START Data shown
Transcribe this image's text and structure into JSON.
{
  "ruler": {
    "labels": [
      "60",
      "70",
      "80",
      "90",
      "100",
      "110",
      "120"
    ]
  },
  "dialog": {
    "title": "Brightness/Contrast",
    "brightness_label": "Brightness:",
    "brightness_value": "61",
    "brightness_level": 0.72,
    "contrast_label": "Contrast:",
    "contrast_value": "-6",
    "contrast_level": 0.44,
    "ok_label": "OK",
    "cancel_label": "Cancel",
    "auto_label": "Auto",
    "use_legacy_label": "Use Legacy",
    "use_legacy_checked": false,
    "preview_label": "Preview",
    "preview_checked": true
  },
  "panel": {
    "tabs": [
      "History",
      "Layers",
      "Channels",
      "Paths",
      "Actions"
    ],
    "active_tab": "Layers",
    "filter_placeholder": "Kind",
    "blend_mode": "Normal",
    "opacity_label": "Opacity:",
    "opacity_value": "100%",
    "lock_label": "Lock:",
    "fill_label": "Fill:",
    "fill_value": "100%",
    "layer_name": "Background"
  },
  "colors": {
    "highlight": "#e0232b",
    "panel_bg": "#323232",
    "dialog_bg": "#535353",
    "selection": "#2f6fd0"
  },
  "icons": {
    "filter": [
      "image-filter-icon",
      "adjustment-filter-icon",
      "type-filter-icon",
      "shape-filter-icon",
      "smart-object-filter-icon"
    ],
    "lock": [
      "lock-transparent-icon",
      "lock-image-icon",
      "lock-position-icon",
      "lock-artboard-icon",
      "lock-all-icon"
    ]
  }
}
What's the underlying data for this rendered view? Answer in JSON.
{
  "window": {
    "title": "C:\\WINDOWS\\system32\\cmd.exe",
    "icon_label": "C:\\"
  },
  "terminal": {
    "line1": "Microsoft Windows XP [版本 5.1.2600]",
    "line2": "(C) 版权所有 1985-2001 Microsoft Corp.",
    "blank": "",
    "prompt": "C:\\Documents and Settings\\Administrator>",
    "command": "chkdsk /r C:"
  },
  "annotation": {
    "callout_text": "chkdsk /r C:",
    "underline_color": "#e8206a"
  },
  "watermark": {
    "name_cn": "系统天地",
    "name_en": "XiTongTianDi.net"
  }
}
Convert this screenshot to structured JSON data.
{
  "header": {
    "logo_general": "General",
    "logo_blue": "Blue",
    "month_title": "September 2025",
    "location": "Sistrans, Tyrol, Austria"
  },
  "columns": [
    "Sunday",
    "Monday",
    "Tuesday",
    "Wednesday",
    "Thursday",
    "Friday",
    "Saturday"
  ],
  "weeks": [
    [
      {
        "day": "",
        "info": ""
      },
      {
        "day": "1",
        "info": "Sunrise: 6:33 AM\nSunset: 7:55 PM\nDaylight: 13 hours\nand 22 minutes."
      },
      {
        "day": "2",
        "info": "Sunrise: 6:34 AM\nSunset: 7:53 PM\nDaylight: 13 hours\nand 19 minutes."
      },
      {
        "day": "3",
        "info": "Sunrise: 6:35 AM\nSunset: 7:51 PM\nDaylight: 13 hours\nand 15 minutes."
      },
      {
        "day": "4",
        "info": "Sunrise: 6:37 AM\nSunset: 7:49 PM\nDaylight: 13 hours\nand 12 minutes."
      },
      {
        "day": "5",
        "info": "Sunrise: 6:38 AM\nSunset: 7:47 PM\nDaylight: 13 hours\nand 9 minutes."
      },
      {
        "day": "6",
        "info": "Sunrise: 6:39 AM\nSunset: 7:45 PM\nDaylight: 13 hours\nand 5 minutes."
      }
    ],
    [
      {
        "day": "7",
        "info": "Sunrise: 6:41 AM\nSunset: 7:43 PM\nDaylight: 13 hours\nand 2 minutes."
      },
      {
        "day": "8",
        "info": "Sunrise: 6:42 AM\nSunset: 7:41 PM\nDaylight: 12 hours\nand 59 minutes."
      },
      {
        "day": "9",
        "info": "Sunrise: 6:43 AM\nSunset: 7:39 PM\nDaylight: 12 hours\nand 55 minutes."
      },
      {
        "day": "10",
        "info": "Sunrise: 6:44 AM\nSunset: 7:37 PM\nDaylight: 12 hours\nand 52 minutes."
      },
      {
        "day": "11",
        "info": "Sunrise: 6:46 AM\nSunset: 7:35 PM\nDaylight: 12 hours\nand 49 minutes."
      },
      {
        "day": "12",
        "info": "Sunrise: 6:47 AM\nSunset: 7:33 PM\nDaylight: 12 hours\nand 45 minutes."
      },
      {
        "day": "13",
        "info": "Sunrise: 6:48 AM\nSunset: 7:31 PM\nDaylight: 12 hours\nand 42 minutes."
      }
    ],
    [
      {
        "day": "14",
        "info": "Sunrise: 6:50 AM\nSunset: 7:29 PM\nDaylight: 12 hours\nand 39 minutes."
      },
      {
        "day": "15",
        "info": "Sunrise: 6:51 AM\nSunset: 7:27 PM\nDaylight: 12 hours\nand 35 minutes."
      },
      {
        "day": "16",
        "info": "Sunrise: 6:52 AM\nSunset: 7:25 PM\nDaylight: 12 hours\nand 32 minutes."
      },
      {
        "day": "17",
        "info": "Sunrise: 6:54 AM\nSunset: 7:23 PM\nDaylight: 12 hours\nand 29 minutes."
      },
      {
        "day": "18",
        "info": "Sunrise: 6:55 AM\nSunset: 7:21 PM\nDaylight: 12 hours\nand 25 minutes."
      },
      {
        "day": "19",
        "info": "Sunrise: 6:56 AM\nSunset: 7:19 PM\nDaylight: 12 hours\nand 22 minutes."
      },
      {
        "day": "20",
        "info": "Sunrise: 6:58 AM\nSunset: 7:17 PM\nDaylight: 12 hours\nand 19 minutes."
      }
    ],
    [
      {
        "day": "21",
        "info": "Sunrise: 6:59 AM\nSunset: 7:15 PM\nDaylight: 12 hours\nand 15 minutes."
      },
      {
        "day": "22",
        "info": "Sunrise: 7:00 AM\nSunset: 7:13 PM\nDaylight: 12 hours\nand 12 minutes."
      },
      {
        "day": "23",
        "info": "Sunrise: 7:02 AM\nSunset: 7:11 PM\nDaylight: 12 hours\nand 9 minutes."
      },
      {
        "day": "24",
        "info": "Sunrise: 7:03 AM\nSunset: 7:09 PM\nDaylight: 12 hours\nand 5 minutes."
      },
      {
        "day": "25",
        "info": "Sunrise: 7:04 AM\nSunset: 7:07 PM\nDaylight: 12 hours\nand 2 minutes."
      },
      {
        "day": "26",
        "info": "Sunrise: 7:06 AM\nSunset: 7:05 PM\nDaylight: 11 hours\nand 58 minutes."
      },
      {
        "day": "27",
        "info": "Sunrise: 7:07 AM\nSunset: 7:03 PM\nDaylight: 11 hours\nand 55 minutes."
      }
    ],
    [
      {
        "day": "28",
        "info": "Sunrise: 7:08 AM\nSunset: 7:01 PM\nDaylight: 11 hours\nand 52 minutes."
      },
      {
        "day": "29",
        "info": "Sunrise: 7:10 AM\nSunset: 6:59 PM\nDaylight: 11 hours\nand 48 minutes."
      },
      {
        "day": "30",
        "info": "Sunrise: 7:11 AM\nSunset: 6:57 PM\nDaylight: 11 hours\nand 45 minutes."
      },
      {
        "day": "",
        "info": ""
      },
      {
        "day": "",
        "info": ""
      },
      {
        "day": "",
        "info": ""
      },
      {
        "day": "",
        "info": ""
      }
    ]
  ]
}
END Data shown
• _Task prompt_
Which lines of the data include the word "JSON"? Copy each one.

• _Result of the exercise_
Transcribe this image's text and structure into JSON.
What's the underlying data for this rendered view? Answer in JSON.
Convert this screenshot to structured JSON data.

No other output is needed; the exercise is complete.